Sarah Miles, West Virginia: Three players topped 200 assists last season while also ranking in the top 50 nationally in assist-to-turnover ratio. A lot of people would get Samantha Prahalis. A bunch might also get Courtney Vandersloot. The "phone a friend" option would be handy for Miles, who led the Big East in assists and won defensive player of the year honors. Her shot was a bit erratic last season as she adjusted to a new role, taking over at point guard for Ashley Powell. But she was an efficient scorer the season before, suggesting we might be on the verge of seeing the total package if she bounces back quickly from wrist surgery in early October.
Chelsea Poppens, Iowa State: Brittney Griner, Kayla Pedersen and Jantel Lavender. Players linked by bright futures as WNBA lottery picks. They're also players linked by trailing Poppens in rebounds per 40 minutes last season. That might be a bit of a convenient gimmick statistic, but it's not a mirage. As a freshman, the 6-2 Poppens led the Cyclones with 7.2 rebounds per game, lending a strong dose of physical athleticism to a team most often linked to the 3-point line when it comes to basketball word association. She's an unfinished offensive product, but as she showed in putting up 9 points and 8 rebounds (including three offensive rebounds) against Connecticut in the NCAA tournament, she's not going to back down from anyone.
Sam Quigley, DePaul: College basketball is going to be a little less fun when there aren't any Quigleys running around the Windy City. Allie's younger sister is now an elder stateswoman for the Blue Demons, a position she earned by dint of age but also by the service she provided last season. Quigley carried a heavy load for the team after Deirdre Naughton's season-ending injury, averaging an astounding 38.2 minutes per game for the season. It's conceivable that much time on the court actually depressed her efficiency, yet she still ranked near the top of the Big East in assists, steals and assist-to-turnover ratio. She can do a bit of everything, which should be ever clearer if she gets to do a little less of it this season.

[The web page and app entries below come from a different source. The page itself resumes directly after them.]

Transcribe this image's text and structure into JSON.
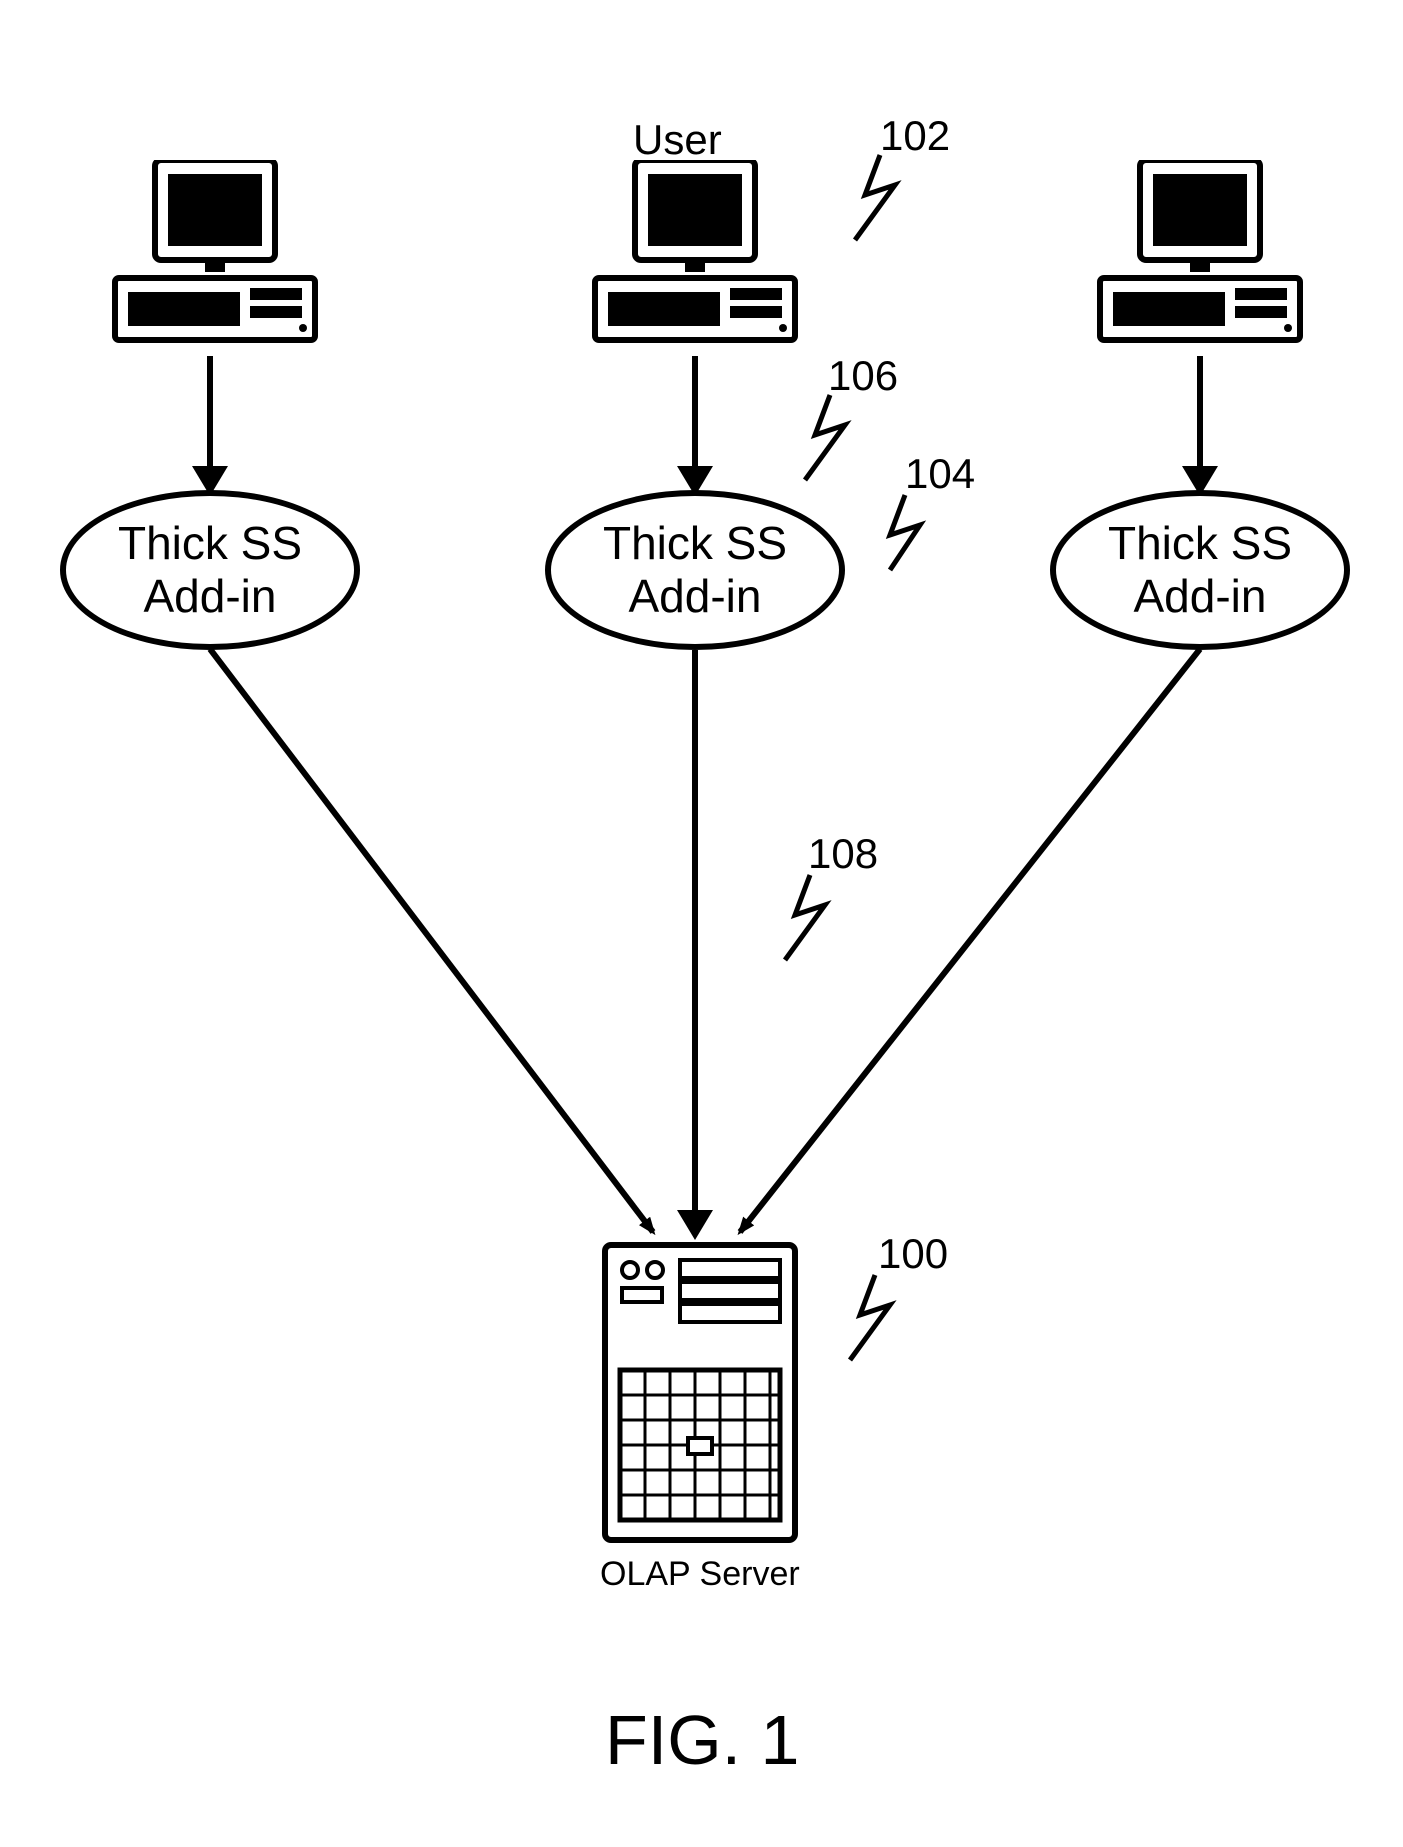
{
  "figure_caption": "FIG. 1",
  "user_label": "User",
  "olap_label": "OLAP Server",
  "references": {
    "user_ref": "102",
    "addin_ref": "104",
    "conn1_ref": "106",
    "conn2_ref": "108",
    "server_ref": "100"
  },
  "nodes": {
    "addin_left": {
      "line1": "Thick SS",
      "line2": "Add-in"
    },
    "addin_mid": {
      "line1": "Thick SS",
      "line2": "Add-in"
    },
    "addin_right": {
      "line1": "Thick SS",
      "line2": "Add-in"
    }
  }
}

Monique Reid, Louisville: You try replacing Angel McCoughtry. Handed that impossible assignment, a task complicated when Desereé Byrd (who has since left the program) went out with a season-ending injury, Reid responded admirably. She averaged 18.4 points and 9.2 rebounds to lead Louisville, and while she had to be a volume shooter to some degree for a depleted team, she was efficient from the field (45 percent) and free throw line (81 percent on 233 attempts). Among the 108 players nationally who shot at least 80 percent from the free throw line, only Oklahoma State's Andrea Riley and Oral Roberts' Kevi Luper attempted more free throws. Reid might get fewer shots as part of a replenished rotation this season, but the talent isn't going anywhere.
Diandra Tchatchouang, Maryland: She's worth committing the spelling of that last name to memory, which is no small compliment. Call it the Tshimanga Biakabutuka-Miikka Kiprusoff club. There's going to be a lot of competition for playing time at Maryland this season, but the 6-3 Tchatchouang has too much talent not to be near the top of the list. The 3-point accuracy has room for improvement, to be sure, but she hit 32 3-pointers last season. Five other players in the ACC blocked at least 40 shots. They combined to hit one 3-pointer (Jacinta Monroe, for the curious). Tchatchouang is not a finished product, and that might mean a supporting role, but she's intriguing.
Graham Hays is a regular contributor to ESPN.com. E-mail him at Graham.Hays@espn3.com.